Background: Free Appropriate Public Education under the Individuals with Disabilities Education Act

The Individuals with Disabilities Education Act (IDEA) should be well-known to parents of children with disabilities. IDEA is the federal law that requires state public schools to offer special education and support services to students with disabilities. In exchange for federal funding, school districts must provide “free appropriate public education” (FAPE) in the “least restrictive environment” (LRE) to children with disabilities.

FAPE is typically accomplished by implementing an Individualized Education Program (IEP) based on a particular student’s needs.

Although the purpose of the law is clear, courts have struggled to come up with clear definitions for FAPE and LRE, often allowing school districts to get away with providing minimal assistance to special needs children.

The Supreme Court Imposes a Heightened Standard for FAPE

In the Endrew F. case of 2017, the Supreme Court issued a unanimous decision holding school districts to a higher standard when it comes to providing FAPE to students with disabilities. Schools can no longer meet the IDEA requirements by providing the bare minimum of support services. Instead, public schools must provide a plan that is “reasonably calculated to enable each child to make progress appropriate for that child’s circumstances. In the case of a child fully integrated in the regular classroom, that means grade advancement. In the case of a child not fully integrated in the regular classroom and not able to achieve on grade level, the Supreme Court ruled that the child’s educational program “must be appropriately ambitious in light of his circumstances … The goals may differ, but every child should have the chance to meet challenging objectives.”

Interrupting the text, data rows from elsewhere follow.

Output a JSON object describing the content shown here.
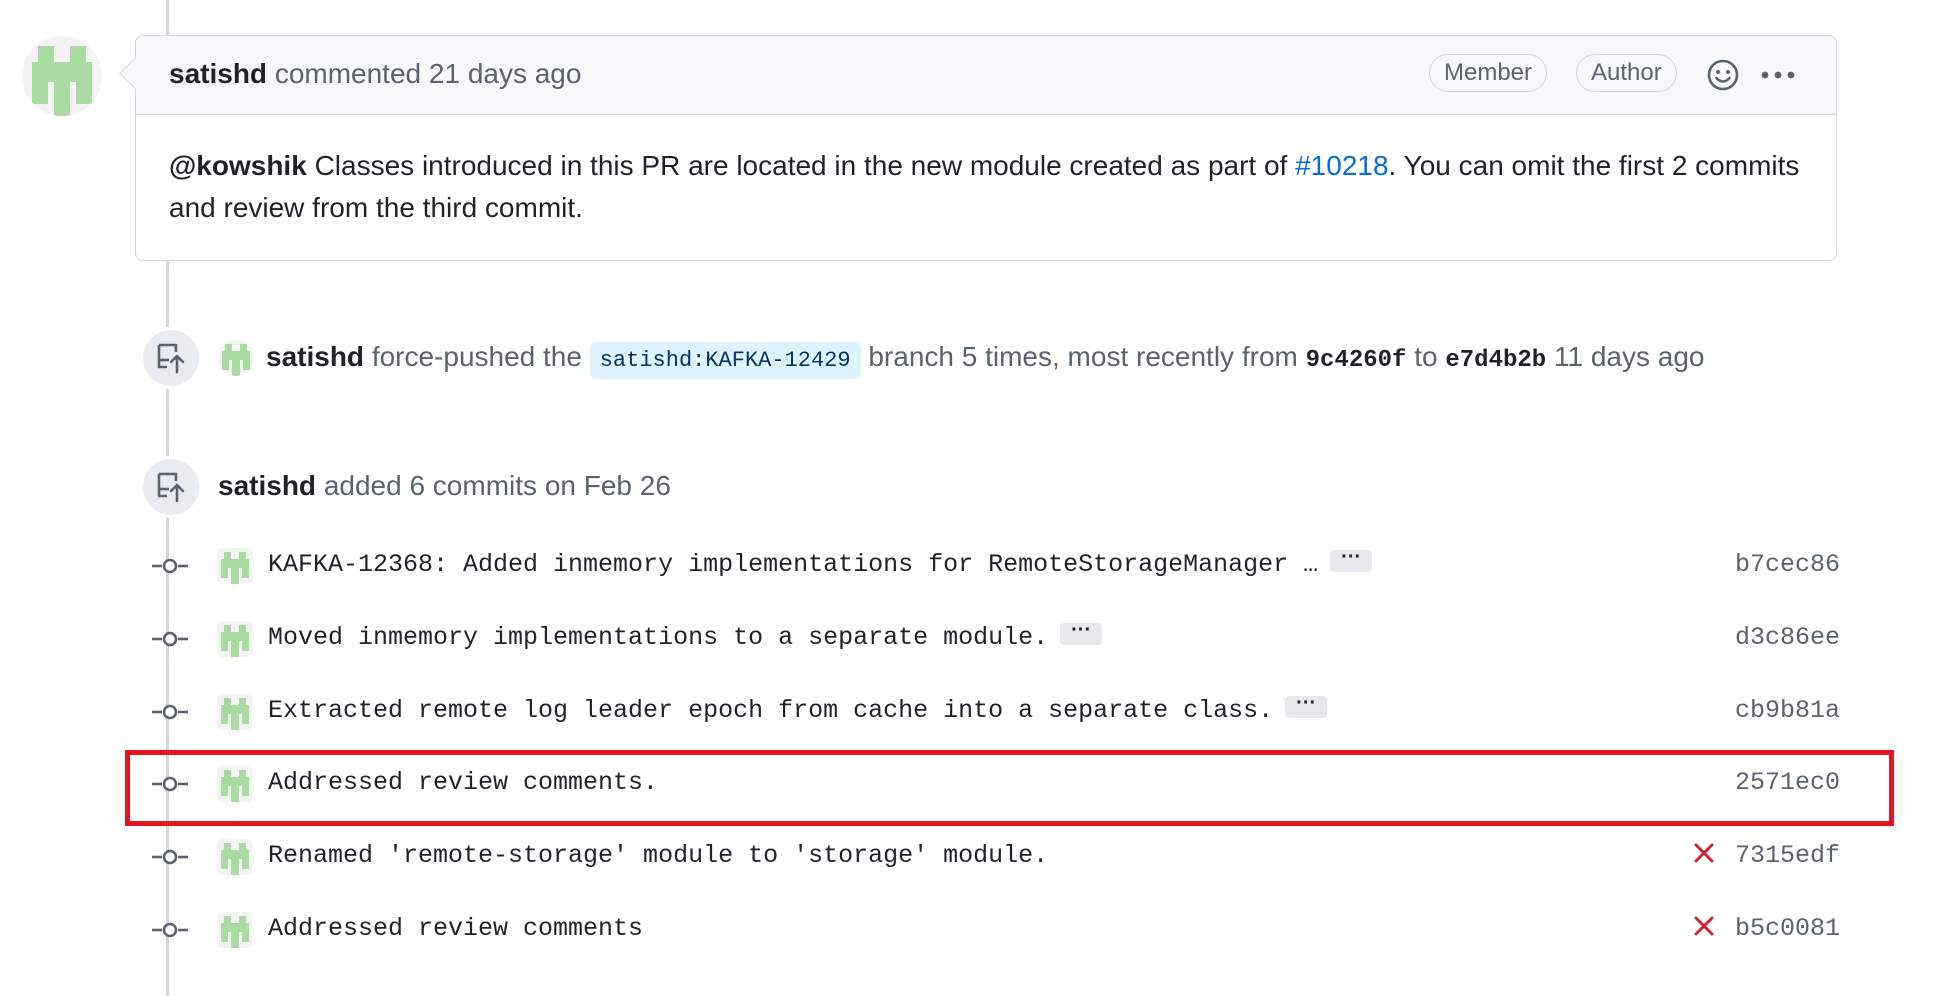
{
  "comment": {
    "author": "satishd",
    "action": "commented",
    "time": "21 days ago",
    "badges": [
      "Member",
      "Author"
    ],
    "mention": "@kowshik",
    "body_part1": " Classes introduced in this PR are located in the new module created as part of ",
    "link_text": "#10218",
    "body_part2": ". You can omit the first 2 commits and review from the third commit."
  },
  "force_push": {
    "author": "satishd",
    "action_prefix": "force-pushed the",
    "branch": "satishd:KAFKA-12429",
    "action_mid": "branch 5 times, most recently from",
    "from_sha": "9c4260f",
    "to_word": "to",
    "to_sha": "e7d4b2b",
    "time": "11 days ago"
  },
  "commits_event": {
    "author": "satishd",
    "action": "added 6 commits",
    "date": "on Feb 26"
  },
  "commits": [
    {
      "message": "KAFKA-12368: Added inmemory implementations for RemoteStorageManager …",
      "ellipsis": "···",
      "sha": "b7cec86",
      "status": ""
    },
    {
      "message": "Moved inmemory implementations to a separate module.",
      "ellipsis": "···",
      "sha": "d3c86ee",
      "status": ""
    },
    {
      "message": "Extracted remote log leader epoch from cache into a separate class.",
      "ellipsis": "···",
      "sha": "cb9b81a",
      "status": ""
    },
    {
      "message": "Addressed review comments.",
      "ellipsis": "",
      "sha": "2571ec0",
      "status": ""
    },
    {
      "message": "Renamed 'remote-storage' module to 'storage' module.",
      "ellipsis": "",
      "sha": "7315edf",
      "status": "failed"
    },
    {
      "message": "Addressed review comments",
      "ellipsis": "",
      "sha": "b5c0081",
      "status": "failed"
    }
  ],
  "icons": {
    "avatar": "identicon-avatar",
    "push": "repo-push-icon",
    "commit": "git-commit-icon",
    "smiley": "smiley-icon",
    "kebab": "kebab-horizontal-icon",
    "fail": "x-icon"
  },
  "colors": {
    "link": "#0969da",
    "fail": "#cf222e",
    "highlight": "#e3161f",
    "identicon": "#a8dba0"
  }
}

The First Circuit Court Takes on FAPE and LRE

The First Circuit Court of Appeals, which has jurisdiction over Massachusetts, New Hampshire, Maine, Rhode Island, and Puerto Rico, recently took another look at the FAPE and LRE standards, ultimately ruling in favor of the school district.

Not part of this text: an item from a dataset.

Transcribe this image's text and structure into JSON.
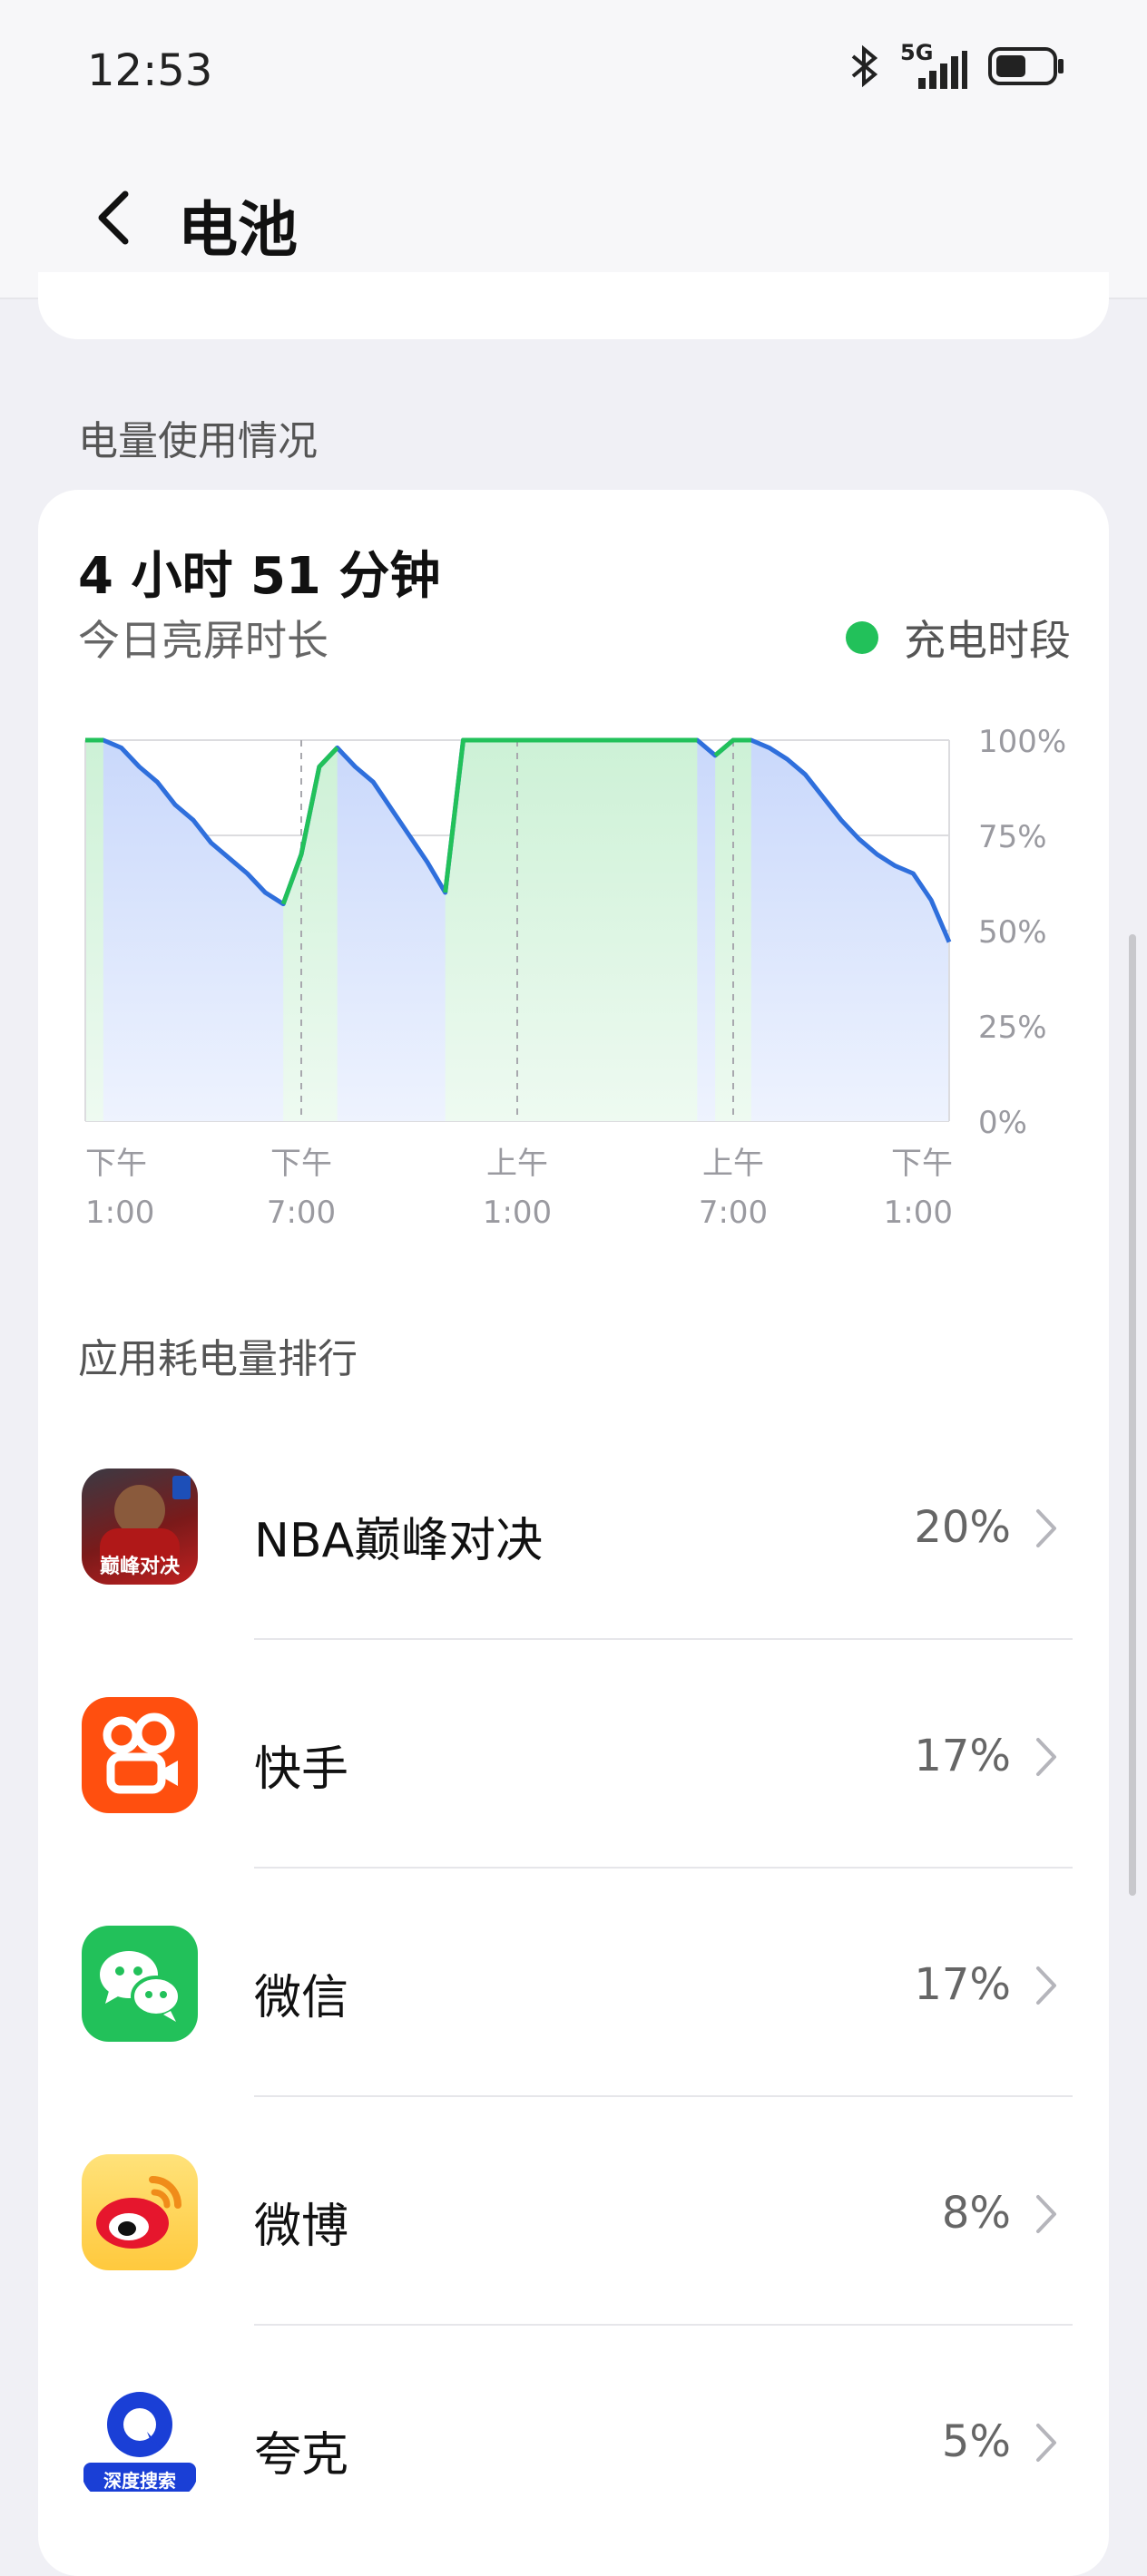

In C.D. v. Natick Public School District, which was decided in May of this year, the Court ruled that an IEP provided by Natick Public Schools to the Plaintiff was adequate because it was “reasonably calculated to confer a meaningful educational benefit.” Yet, Endrew F. nowhere mentions “meaningful educational benefit” as a standard for a FAPE, nor “reasonably calculated to confer” said benefit as the standard for an IEP. The First Circuit acknowledged that Endrew F. defined “progress appropriate in light of the child’s circumstances” with terms including “challenging” and “ambitious,” but then somehow relegated those terms to a “sub-inquiry” that might be required in some circumstances, and nonetheless maintained that the First Circuit’s “meaningful educational benefit” … nowhere mentioned in Endrew F. … is the standard for a FAPE.

Having apparently dispensed with the United States Supreme Court’s unanimous directive, the First Circuit then deferred to the “expertise” of the school district, meaning an automatic loss for the plaintiffs.

The C.D. case also involved the issue of LRE, on which the Court again sided with the school district. 

Circuit courts in other parts of the country apply a two-step analysis when deciding the question of LRE: first, can education in a regular classroom be achieved? Second, has the child been mainstreamed as much as possible? The First Circuit Court decided not to use this two-step process. Instead, it ruled against the student, stating that courts should defer to the judgment of local educational officials.

Consequences of the First Circuit Decision and Moving Forward

The recent decision limits the burden that public schools need to meet when creating IEPs. Although Endrew F. raised the hopes of some parents that schools would have to provide ambitious and challenging plans, this does not appear to be the case moving forward. Schools in the First Circuit will also not need to meet the heightened standard for “least restrictive environment” imposed in other parts of the country.

However, given the disagreement between different circuit courts, there is a reasonable chance that one or both of these issues will be revisited by the Supreme Court. If so, we will be sure to blog about it.